Charlotte has had several short stories published in various formats from print to electronic and even audio. She has a novella out with Screaming Dreams publications, and a short story anthology due out this year. She is currently working on a novel and some radio productions.
Charlotte is thrilled to join the Ginger Nuts of Horror team, and is looking forward to indulging in two of her favourite things - reading new books and spouting opinions.
Originally from North Yorkshire, Charlotte now lives in Leeds and that's as far south as she's prepared to go. She is married and lives with a small child and a very fluffy cat. One of them is a small bundle of hurricane-level energy which tears up everything it passes; the other leaves hairballs wherever it sits. It is left up to the reader to decide which is which.
With Halloween fast approaching it’s time to dig out the best scary stories we can find and what better way to do that than with a few horror comics.
Because there are far too many of these terrifying titles to choose from we’ve picked what we think are the top five worth checking out. Be warned though as these aren’t as easy on the eye as bingo memes and may leave you a little mentally scarred.
First up is a taste of the orient with legendary Manga creator Junji Ito’s Uzumaki. Uzumaki is Japanese for Spiral. The plot centres on a small town and it’s obsession with spirals of various sizes and types.
It’s a rather abstract tale that leads to some quite grotesque and tragic scenes that are genuinely horrifying to behold.
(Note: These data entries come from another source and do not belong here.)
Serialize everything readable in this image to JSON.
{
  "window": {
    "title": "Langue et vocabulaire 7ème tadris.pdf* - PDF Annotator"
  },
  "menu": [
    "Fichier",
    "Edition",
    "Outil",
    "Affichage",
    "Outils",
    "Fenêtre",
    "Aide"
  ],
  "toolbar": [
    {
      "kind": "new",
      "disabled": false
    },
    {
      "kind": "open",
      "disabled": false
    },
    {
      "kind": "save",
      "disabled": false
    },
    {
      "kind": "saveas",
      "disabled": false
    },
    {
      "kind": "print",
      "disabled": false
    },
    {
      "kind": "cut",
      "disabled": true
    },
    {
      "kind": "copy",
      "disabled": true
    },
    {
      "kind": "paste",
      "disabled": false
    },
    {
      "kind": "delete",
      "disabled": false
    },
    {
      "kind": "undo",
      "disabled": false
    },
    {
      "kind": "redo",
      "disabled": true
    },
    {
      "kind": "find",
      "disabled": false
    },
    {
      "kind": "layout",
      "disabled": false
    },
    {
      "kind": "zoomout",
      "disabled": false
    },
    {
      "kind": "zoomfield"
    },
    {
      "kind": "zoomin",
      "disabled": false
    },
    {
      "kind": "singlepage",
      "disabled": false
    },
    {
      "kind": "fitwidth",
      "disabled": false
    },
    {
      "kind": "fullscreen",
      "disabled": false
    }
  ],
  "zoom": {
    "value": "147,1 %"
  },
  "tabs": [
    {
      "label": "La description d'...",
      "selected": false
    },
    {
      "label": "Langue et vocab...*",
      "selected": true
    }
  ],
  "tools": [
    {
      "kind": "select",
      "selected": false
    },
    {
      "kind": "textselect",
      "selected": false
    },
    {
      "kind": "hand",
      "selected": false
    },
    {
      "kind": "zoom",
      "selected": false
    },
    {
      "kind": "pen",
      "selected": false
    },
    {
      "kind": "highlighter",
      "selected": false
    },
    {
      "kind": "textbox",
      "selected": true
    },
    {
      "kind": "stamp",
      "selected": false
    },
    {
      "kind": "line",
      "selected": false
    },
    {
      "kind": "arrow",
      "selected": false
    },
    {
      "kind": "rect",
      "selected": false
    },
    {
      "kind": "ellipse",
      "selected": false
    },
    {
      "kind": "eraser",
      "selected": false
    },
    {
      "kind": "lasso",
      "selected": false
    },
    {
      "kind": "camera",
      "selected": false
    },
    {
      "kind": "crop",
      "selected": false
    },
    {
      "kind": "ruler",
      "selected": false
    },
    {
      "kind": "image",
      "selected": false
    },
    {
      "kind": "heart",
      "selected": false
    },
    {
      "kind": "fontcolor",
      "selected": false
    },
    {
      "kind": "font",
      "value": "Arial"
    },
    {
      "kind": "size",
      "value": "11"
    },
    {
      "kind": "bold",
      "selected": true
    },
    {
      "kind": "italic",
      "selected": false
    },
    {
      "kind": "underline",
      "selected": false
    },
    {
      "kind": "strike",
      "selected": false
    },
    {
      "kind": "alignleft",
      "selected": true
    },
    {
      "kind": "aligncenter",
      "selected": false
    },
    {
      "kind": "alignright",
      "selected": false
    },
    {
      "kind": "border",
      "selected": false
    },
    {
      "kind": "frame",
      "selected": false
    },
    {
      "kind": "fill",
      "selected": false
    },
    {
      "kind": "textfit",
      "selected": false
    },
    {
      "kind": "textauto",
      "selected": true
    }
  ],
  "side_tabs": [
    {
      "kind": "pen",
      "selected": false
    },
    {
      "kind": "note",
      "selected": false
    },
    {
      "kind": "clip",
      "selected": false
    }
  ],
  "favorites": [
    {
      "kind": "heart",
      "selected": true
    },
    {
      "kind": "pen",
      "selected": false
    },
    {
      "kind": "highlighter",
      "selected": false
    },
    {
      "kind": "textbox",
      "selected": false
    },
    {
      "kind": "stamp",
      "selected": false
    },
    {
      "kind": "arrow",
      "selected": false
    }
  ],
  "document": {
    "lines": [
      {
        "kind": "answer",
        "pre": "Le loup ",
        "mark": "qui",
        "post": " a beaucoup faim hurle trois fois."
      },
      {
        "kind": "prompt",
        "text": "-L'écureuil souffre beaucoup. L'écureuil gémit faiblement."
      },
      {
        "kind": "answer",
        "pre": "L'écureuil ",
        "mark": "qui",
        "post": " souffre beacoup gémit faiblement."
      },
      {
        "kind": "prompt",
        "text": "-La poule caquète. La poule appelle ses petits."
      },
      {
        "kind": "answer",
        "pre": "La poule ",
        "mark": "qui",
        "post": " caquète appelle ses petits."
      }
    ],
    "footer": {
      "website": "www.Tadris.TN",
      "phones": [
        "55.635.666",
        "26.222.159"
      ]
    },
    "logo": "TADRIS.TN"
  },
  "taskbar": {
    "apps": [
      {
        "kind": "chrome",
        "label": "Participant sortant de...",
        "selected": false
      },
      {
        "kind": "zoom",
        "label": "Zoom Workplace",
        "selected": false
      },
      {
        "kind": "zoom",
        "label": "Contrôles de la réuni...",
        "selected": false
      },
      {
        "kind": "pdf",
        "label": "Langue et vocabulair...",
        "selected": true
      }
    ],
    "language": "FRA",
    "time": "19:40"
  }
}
With an unforgettable ending and a cast of endearing characters, you won’t regret starting out with Uzumaki. There’s even been a film adaptation if you can’t get enough of the spooky spirals.
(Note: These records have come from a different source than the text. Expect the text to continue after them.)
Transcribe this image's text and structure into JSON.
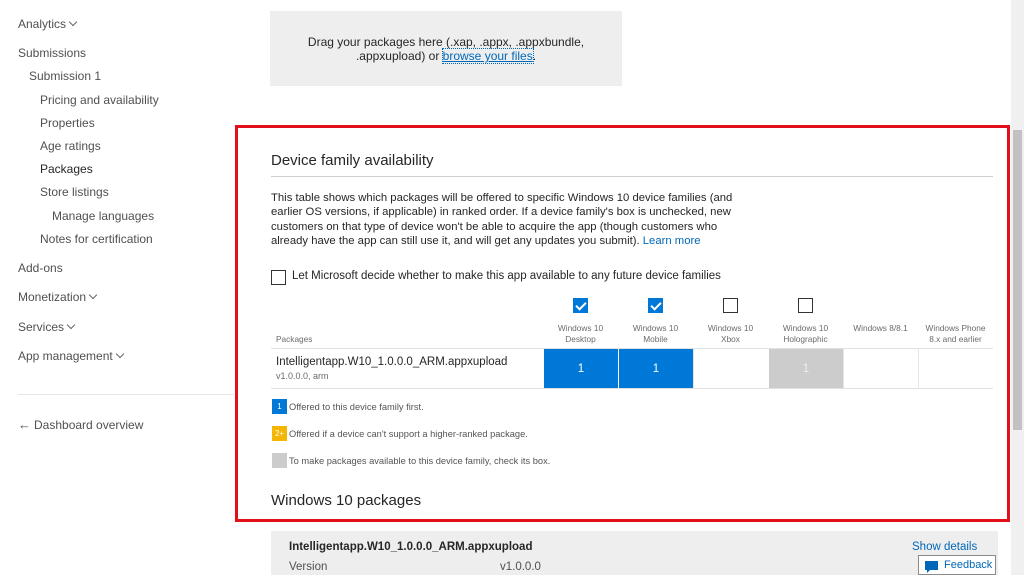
{
  "sidebar": {
    "analytics": "Analytics",
    "submissions": "Submissions",
    "submission_1": "Submission 1",
    "pricing": "Pricing and availability",
    "properties": "Properties",
    "age_ratings": "Age ratings",
    "packages": "Packages",
    "store_listings": "Store listings",
    "manage_languages": "Manage languages",
    "notes": "Notes for certification",
    "addons": "Add-ons",
    "monetization": "Monetization",
    "services": "Services",
    "app_management": "App management",
    "dashboard_overview": "Dashboard overview"
  },
  "dropzone": {
    "text_line1": "Drag your packages here (.xap, .appx, .appxbundle,",
    "text_line2": ".appxupload)  or ",
    "browse_link": "browse your files",
    "end": "."
  },
  "device_family": {
    "title": "Device family availability",
    "description": "This table shows which packages will be offered to specific Windows 10 device families (and earlier OS versions, if applicable) in ranked order. If a device family's box is unchecked, new customers on that type of device won't be able to acquire the app (though customers who already have the app can still use it, and will get any updates you submit).",
    "learn_more": "Learn more",
    "let_microsoft_label": "Let Microsoft decide whether to make this app available to any future device families",
    "packages_header": "Packages",
    "columns": [
      {
        "label": "Windows 10 Desktop",
        "line1": "Windows 10",
        "line2": "Desktop",
        "checked": true,
        "cell": "1",
        "state": "blue"
      },
      {
        "label": "Windows 10 Mobile",
        "line1": "Windows 10",
        "line2": "Mobile",
        "checked": true,
        "cell": "1",
        "state": "blue"
      },
      {
        "label": "Windows 10 Xbox",
        "line1": "Windows 10",
        "line2": "Xbox",
        "checked": false,
        "cell": "",
        "state": "empty"
      },
      {
        "label": "Windows 10 Holographic",
        "line1": "Windows 10",
        "line2": "Holographic",
        "checked": false,
        "cell": "1",
        "state": "gray"
      },
      {
        "label": "Windows 8/8.1",
        "line1": "Windows 8/8.1",
        "line2": "",
        "checked": null,
        "cell": "",
        "state": "empty"
      },
      {
        "label": "Windows Phone 8.x and earlier",
        "line1": "Windows Phone",
        "line2": "8.x and earlier",
        "checked": null,
        "cell": "",
        "state": "empty"
      }
    ],
    "package_row": {
      "name": "Intelligentapp.W10_1.0.0.0_ARM.appxupload",
      "version": "v1.0.0.0, arm"
    },
    "legend": {
      "blue_mark": "1",
      "blue_text": "Offered to this device family first.",
      "yellow_mark": "2+",
      "yellow_text": "Offered if a device can't support a higher-ranked package.",
      "gray_text": "To make packages available to this device family, check its box."
    }
  },
  "win10_packages": {
    "title": "Windows 10 packages",
    "package_name": "Intelligentapp.W10_1.0.0.0_ARM.appxupload",
    "show_details": "Show details",
    "version_label": "Version",
    "version_value": "v1.0.0.0"
  },
  "feedback": "Feedback",
  "colors": {
    "accent": "#0078d7",
    "link": "#0067b8",
    "highlight_border": "#e3101b",
    "rank_yellow": "#f4b600",
    "disabled_gray": "#cccccc"
  }
}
Written by Alan Moore, the famous mind behind the likes of Watchmen, V for Vendetta and The League of Extraordinary Gentlemen, Neonomicon is a stark contrast to Moore’s previous works. It centres around two FBI agents and their investigation into a cult and horrible events following their discovery.
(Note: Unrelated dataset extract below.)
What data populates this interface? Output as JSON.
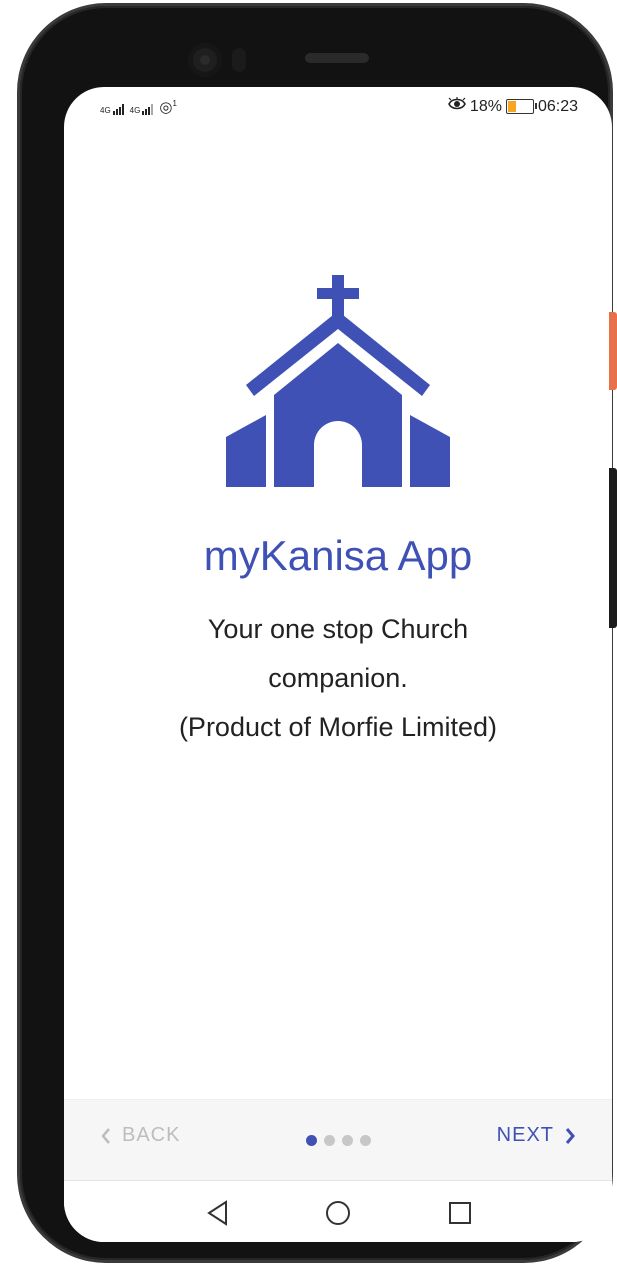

This dark tale plays heavily on the Lovecraftian mythos and it’s filled with sex, violence, nightmare inducing monstrosities and a story that leaves you questioning your own sanity.